> [Exercise description]:
For every entry, output the exact wording.

[Start of section]

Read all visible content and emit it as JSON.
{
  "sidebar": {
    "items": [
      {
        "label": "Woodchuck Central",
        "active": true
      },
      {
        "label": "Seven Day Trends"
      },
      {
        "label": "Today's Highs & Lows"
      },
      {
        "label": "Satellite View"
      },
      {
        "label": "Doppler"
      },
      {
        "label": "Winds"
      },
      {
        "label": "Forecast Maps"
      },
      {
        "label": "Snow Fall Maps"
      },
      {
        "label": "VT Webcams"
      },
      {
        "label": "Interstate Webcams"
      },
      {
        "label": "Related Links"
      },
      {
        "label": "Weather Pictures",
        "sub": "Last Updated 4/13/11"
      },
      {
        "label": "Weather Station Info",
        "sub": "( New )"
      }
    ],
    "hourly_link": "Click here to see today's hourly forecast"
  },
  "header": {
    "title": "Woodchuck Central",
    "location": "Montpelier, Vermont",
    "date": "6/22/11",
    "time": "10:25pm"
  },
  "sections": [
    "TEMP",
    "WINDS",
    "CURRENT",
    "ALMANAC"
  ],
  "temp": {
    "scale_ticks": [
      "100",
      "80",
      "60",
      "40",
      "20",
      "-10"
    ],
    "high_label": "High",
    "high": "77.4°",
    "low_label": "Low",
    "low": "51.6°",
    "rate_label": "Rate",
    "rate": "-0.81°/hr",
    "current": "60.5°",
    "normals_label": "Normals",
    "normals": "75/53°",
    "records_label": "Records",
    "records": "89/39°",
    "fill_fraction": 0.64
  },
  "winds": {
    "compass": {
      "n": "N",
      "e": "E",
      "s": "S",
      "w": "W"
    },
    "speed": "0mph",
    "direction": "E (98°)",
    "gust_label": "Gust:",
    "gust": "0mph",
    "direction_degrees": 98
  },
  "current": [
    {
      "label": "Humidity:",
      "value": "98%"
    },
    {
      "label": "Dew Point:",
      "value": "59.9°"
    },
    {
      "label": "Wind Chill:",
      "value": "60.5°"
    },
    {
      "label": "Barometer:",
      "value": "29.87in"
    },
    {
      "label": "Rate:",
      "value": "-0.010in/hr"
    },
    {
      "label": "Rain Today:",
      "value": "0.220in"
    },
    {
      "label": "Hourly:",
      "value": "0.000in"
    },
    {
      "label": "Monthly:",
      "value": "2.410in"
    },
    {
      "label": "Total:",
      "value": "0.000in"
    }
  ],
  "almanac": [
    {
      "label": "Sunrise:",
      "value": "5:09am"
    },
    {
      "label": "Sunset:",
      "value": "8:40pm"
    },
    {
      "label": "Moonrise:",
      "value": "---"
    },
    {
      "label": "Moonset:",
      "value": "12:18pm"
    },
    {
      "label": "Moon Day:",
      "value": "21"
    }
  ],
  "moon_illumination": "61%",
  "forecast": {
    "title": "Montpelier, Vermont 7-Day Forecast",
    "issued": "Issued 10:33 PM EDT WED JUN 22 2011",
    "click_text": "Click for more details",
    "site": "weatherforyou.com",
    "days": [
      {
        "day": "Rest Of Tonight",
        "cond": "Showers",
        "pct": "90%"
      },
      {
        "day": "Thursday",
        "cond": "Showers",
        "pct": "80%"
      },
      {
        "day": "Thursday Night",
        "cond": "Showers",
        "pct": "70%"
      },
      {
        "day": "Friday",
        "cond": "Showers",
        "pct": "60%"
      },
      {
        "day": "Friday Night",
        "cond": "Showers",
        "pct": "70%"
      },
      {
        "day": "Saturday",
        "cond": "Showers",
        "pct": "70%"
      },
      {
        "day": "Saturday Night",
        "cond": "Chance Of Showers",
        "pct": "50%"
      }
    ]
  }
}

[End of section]

> [Task output]:
Read all visible content and emit it as JSON.
{
  "sidebar": {
    "items": [
      {
        "label": "Woodchuck Central",
        "active": true
      },
      {
        "label": "Seven Day Trends"
      },
      {
        "label": "Today's Highs & Lows"
      },
      {
        "label": "Satellite View"
      },
      {
        "label": "Doppler"
      },
      {
        "label": "Winds"
      },
      {
        "label": "Forecast Maps"
      },
      {
        "label": "Snow Fall Maps"
      },
      {
        "label": "VT Webcams"
      },
      {
        "label": "Interstate Webcams"
      },
      {
        "label": "Related Links"
      },
      {
        "label": "Weather Pictures",
        "sub": "Last Updated 4/13/11"
      },
      {
        "label": "Weather Station Info",
        "sub": "( New )"
      }
    ],
    "hourly_link": "Click here to see today's hourly forecast"
  },
  "header": {
    "title": "Woodchuck Central",
    "location": "Montpelier, Vermont",
    "date": "6/22/11",
    "time": "10:25pm"
  },
  "sections": [
    "TEMP",
    "WINDS",
    "CURRENT",
    "ALMANAC"
  ],
  "temp": {
    "scale_ticks": [
      "100",
      "80",
      "60",
      "40",
      "20",
      "-10"
    ],
    "high_label": "High",
    "high": "77.4°",
    "low_label": "Low",
    "low": "51.6°",
    "rate_label": "Rate",
    "rate": "-0.81°/hr",
    "current": "60.5°",
    "normals_label": "Normals",
    "normals": "75/53°",
    "records_label": "Records",
    "records": "89/39°",
    "fill_fraction": 0.64
  },
  "winds": {
    "compass": {
      "n": "N",
      "e": "E",
      "s": "S",
      "w": "W"
    },
    "speed": "0mph",
    "direction": "E (98°)",
    "gust_label": "Gust:",
    "gust": "0mph",
    "direction_degrees": 98
  },
  "current": [
    {
      "label": "Humidity:",
      "value": "98%"
    },
    {
      "label": "Dew Point:",
      "value": "59.9°"
    },
    {
      "label": "Wind Chill:",
      "value": "60.5°"
    },
    {
      "label": "Barometer:",
      "value": "29.87in"
    },
    {
      "label": "Rate:",
      "value": "-0.010in/hr"
    },
    {
      "label": "Rain Today:",
      "value": "0.220in"
    },
    {
      "label": "Hourly:",
      "value": "0.000in"
    },
    {
      "label": "Monthly:",
      "value": "2.410in"
    },
    {
      "label": "Total:",
      "value": "0.000in"
    }
  ],
  "almanac": [
    {
      "label": "Sunrise:",
      "value": "5:09am"
    },
    {
      "label": "Sunset:",
      "value": "8:40pm"
    },
    {
      "label": "Moonrise:",
      "value": "---"
    },
    {
      "label": "Moonset:",
      "value": "12:18pm"
    },
    {
      "label": "Moon Day:",
      "value": "21"
    }
  ],
  "moon_illumination": "61%",
  "forecast": {
    "title": "Montpelier, Vermont 7-Day Forecast",
    "issued": "Issued 10:33 PM EDT WED JUN 22 2011",
    "click_text": "Click for more details",
    "site": "weatherforyou.com",
    "days": [
      {
        "day": "Rest Of Tonight",
        "cond": "Showers",
        "pct": "90%"
      },
      {
        "day": "Thursday",
        "cond": "Showers",
        "pct": "80%"
      },
      {
        "day": "Thursday Night",
        "cond": "Showers",
        "pct": "70%"
      },
      {
        "day": "Friday",
        "cond": "Showers",
        "pct": "60%"
      },
      {
        "day": "Friday Night",
        "cond": "Showers",
        "pct": "70%"
      },
      {
        "day": "Saturday",
        "cond": "Showers",
        "pct": "70%"
      },
      {
        "day": "Saturday Night",
        "cond": "Chance Of Showers",
        "pct": "50%"
      }
    ]
  }
}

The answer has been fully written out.